By Carl Blumenthal
Special to Brooklyn Daily Eagle
BROOKLYN — Community gardeners are like stay-at-home moms and dads. They grow things more out of love than because their work is valued in the marketplace.
With its annual “Making Brooklyn Bloom” conference, the 102-year-old Brooklyn Botanic Garden (BBG) has been parenting this growth movement for 31 years.
On Satuday, March 10, GreenBridge, BBG’s community horticulture program, with the help of 75 volunteers and 30 exhibitors, welcomed more than 1,000 gardeners to its prematurely blooming grounds for 14 free workshops on gardening high (on rooftops), low (lasagna-style), and in between (on window sills).
Participants learned how to keep bees, grow fish in tanks, and harvest rainwater in barrels. Also complements of GreenBridge, Urban Oasis, the horticulture therapy program at Kingsborough Psychiatric Center, gave away basil and collard sprouts for transplanting.
This year’s theme, “Think Global, Grow Local,” referred to the effects of climate change on the timing of life cycles in the vegetable kingdom, or as keynote speaker Dr. Sandra Henderson announced, “Plants are the photosynthesizing canaries [in the coal mine].”
Robin Simmen, GreenBridge’s director, explained the purpose of “Making Brooklyn Bloom”: “We set the table and invite the community to share their experiences, inspire each other, and find the resources they need.” In other words, it’s a process of “cross-fertilization,” and through GreenBridge, BBG supports gardeners’ projects both in and off the field.
One of those gardeners was Leslie Gulick of Lefferts Manor. She was seeking help to turn a patch of concrete owned by the MTA into something green, such as ivy on a trellis or flowers in planters. At her disposal on this day were such movers and shakers as Brooklyn Community Foundation, Citizen’s Committee for NYC, Green Thumb (part of the Parks Department), and 596 Acres, a group of volunteers who estimate there are 596 acres of unused city-owned land.

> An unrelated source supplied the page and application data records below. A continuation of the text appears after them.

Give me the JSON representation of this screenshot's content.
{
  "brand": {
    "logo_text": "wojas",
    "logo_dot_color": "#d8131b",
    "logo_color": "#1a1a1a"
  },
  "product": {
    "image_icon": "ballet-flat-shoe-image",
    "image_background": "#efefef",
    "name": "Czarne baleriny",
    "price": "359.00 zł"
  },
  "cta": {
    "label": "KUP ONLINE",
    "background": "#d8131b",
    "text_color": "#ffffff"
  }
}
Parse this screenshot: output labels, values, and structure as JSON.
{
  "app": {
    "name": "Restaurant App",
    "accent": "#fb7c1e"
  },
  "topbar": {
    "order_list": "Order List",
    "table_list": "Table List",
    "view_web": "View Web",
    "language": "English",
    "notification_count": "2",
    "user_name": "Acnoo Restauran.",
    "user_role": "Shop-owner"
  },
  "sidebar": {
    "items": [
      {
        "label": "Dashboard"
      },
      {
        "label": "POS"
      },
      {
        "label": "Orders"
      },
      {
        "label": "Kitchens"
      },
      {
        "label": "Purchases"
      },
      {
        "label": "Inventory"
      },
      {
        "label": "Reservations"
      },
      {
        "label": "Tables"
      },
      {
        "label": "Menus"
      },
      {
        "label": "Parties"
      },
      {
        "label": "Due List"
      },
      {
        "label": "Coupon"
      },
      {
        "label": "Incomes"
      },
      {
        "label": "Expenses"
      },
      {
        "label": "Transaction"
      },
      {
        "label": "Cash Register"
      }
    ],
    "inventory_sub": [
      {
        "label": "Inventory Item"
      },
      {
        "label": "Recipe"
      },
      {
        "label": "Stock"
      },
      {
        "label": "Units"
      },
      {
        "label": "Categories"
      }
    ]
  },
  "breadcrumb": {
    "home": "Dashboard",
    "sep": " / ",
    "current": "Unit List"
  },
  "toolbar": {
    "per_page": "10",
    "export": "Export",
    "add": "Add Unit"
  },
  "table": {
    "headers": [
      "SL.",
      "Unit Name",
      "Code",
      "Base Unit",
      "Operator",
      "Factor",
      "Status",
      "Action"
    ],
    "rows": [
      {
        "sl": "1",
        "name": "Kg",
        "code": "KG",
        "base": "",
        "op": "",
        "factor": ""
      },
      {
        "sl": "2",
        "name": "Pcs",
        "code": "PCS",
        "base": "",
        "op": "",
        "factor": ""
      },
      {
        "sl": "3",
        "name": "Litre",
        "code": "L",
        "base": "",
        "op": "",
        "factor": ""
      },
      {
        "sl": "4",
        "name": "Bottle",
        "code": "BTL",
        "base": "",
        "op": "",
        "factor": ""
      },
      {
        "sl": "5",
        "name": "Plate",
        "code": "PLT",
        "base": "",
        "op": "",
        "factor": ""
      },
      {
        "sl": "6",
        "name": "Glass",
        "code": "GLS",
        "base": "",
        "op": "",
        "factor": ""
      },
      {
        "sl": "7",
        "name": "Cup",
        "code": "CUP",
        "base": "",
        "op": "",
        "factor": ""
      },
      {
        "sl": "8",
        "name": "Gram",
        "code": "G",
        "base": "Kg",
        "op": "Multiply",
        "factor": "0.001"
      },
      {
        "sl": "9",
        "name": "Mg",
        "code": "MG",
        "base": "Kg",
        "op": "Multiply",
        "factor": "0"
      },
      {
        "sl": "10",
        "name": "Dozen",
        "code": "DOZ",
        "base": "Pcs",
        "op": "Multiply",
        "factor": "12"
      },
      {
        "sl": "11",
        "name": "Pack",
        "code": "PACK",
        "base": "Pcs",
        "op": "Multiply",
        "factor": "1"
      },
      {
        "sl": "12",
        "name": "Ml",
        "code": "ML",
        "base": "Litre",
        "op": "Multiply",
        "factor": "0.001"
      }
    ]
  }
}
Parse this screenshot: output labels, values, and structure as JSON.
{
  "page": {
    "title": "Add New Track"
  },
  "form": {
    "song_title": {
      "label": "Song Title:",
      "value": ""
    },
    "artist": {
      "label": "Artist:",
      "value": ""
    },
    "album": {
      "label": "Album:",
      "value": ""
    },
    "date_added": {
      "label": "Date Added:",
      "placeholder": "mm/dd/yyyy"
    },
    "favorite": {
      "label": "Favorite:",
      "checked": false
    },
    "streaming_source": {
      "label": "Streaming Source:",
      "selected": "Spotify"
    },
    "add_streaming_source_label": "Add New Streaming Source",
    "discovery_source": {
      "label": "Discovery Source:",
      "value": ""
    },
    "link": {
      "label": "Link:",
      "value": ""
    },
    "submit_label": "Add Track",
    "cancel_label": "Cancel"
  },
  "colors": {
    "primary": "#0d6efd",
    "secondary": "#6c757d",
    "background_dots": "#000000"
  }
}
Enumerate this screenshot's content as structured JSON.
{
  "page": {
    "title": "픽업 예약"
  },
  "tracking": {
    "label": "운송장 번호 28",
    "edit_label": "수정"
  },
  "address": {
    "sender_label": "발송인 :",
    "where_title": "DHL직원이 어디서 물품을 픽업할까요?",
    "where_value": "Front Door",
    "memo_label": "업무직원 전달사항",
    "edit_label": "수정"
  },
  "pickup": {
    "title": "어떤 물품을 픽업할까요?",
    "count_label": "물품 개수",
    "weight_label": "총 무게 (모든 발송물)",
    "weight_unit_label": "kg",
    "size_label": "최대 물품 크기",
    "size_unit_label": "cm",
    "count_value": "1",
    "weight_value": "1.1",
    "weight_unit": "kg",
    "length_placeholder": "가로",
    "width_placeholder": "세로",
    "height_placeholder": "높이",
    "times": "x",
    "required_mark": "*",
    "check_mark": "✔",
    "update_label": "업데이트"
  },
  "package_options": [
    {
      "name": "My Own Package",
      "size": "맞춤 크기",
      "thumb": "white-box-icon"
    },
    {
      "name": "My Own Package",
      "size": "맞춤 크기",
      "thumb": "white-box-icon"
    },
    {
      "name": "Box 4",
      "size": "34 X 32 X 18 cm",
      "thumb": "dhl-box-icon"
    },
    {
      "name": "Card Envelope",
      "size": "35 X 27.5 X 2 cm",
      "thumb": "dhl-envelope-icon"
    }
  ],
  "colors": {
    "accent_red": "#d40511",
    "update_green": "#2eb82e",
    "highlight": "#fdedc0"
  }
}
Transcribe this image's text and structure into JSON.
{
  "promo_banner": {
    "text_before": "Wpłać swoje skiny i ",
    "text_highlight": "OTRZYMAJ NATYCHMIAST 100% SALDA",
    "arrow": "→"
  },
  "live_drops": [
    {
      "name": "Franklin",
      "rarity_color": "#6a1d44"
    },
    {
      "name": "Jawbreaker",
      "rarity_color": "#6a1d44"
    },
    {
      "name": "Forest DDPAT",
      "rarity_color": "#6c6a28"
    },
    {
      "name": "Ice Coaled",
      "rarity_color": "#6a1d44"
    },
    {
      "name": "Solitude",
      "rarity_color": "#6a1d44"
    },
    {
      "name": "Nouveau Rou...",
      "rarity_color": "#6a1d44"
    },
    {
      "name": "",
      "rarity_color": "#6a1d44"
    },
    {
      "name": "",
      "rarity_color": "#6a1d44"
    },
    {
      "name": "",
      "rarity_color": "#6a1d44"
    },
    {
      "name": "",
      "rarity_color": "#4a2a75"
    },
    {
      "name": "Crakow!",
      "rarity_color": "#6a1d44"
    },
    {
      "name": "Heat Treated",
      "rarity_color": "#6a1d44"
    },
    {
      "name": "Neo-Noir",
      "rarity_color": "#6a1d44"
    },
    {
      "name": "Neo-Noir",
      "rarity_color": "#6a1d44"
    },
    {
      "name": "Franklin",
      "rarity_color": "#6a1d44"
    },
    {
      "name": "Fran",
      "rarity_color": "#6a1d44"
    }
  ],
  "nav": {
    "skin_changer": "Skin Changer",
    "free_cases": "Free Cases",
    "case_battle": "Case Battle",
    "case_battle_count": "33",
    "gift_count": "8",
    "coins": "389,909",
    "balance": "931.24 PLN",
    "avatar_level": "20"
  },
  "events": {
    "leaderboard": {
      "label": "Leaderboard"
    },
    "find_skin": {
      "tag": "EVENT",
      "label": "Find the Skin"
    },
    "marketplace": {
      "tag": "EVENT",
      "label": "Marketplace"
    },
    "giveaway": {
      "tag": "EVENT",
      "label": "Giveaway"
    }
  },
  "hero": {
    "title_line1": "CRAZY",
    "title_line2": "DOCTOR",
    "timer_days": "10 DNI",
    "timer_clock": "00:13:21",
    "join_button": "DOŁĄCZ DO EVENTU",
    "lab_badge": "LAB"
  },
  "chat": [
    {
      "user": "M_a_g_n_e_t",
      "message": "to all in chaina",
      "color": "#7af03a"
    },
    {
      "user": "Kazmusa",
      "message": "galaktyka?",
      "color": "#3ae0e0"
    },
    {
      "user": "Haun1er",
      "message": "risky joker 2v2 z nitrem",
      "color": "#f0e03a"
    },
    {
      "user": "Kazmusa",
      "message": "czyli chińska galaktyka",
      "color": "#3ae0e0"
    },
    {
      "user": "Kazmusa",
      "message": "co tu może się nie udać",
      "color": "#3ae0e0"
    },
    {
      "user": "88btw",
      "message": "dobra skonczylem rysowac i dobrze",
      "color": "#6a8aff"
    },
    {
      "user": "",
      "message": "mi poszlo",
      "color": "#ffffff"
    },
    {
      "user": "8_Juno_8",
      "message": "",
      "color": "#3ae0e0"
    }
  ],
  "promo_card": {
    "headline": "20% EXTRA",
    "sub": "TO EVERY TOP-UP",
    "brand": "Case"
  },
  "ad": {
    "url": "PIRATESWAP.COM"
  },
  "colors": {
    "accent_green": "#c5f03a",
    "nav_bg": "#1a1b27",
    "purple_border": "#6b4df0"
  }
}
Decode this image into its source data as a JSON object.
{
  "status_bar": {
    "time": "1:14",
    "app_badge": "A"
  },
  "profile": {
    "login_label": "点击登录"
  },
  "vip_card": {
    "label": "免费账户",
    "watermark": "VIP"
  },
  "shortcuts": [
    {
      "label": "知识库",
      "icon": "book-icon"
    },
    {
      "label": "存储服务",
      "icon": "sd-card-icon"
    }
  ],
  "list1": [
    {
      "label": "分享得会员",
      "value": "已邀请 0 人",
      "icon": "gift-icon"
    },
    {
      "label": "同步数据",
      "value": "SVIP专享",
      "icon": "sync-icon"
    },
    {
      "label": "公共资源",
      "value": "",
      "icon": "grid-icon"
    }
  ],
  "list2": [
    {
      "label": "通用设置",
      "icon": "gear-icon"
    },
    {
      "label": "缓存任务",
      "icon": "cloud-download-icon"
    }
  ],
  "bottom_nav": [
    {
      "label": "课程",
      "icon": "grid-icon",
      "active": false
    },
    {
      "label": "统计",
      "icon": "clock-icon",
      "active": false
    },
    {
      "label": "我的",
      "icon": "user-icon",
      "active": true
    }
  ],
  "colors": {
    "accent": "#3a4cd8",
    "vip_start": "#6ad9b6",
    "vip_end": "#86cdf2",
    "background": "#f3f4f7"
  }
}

Raphiel Santiago, who had been gardening on the Lower East Side for years, recently moved to Crown Heights. He noted that “Loisaida” lacks the greening focal point represented by BBG. He was on his way to the “Go Fish ... Grow Veggies: Small-Scale Aquaponics” workshop run by the Brooklyn Rescue Mission, a food pantry with its own greenhouse.
Linda Casey is a member of the Heart-to-Heart Community Garden in Bedford-Stuyvesant. She described the “crazy stuff” her neighbors found buried in the lot they cleaned up, a rite of passage every greening group goes through. As an employee of Cornell Cooperative Extension, she also distributed information on how to keep soils healthy. And in a nearby booth, Brooklyn College’s Environmental Sciences Anayltical Center was ready to test those soils for contaminants.
Compost is hot stuff (if you’ve ever stuck your hand in a big, rotting pile). Compost for Brooklyn, Earth Matter, NYC Leaves Project Leaf Drop, and NYC Compost Project in Brooklyn were on the case for reusing food waste, lawn clippings, dead leaves, etc. to enrich soil.
For those who haven’t noticed, the scrappy ailanthus, oddly nicknamed the “tree of heaven,” is on longer the only “tree that grows in Brooklyn.” With 563,000 street trees of numerous varieties planted, MillionTreesNYC is well on its way to the 2017 goal. GreenBridge and Trees New York were also on hand to teach Brooklynites how to keep those carbon dioxide-eating machines well oiled.